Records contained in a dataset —
━━━━━━━━━━━━━━━━

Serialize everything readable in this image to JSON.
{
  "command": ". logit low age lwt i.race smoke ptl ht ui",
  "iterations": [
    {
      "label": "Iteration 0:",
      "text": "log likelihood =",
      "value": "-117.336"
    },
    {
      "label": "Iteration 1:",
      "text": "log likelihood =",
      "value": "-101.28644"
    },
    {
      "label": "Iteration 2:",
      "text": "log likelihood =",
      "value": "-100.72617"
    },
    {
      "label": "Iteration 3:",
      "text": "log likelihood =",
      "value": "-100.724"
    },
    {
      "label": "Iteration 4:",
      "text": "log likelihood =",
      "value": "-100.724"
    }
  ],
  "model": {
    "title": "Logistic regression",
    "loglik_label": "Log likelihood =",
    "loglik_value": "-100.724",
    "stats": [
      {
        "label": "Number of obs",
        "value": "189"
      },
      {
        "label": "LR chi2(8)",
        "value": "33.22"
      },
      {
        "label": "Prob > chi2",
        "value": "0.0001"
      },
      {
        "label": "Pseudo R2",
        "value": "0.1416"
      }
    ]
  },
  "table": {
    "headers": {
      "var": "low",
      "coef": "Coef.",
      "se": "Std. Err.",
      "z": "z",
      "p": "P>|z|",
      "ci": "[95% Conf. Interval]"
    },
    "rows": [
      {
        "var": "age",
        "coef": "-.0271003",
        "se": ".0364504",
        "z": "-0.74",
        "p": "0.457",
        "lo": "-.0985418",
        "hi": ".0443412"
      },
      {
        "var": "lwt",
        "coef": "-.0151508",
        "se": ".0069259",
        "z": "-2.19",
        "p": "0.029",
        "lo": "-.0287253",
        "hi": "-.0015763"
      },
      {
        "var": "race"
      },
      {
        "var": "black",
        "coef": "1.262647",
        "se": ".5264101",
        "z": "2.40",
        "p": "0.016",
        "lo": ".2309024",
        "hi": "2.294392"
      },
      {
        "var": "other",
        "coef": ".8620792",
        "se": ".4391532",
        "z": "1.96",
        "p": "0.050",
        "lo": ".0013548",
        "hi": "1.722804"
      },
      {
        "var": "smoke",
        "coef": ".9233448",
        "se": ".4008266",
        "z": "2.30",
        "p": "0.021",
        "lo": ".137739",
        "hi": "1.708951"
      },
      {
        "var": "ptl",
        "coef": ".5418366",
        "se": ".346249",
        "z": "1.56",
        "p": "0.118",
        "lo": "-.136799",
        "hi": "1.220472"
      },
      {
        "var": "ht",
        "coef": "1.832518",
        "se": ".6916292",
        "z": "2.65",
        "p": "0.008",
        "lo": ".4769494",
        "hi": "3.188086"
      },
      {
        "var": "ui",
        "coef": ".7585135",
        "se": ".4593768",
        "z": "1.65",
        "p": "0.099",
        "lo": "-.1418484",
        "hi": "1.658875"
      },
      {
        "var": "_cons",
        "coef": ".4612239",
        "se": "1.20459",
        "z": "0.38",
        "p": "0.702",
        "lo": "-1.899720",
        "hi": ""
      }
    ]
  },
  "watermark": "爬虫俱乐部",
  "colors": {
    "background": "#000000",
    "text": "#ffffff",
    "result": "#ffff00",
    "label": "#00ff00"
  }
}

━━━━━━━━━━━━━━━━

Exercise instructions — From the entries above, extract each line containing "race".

Written response —
  "command": ". logit low age lwt i.race smoke ptl ht ui",
        "var": "race"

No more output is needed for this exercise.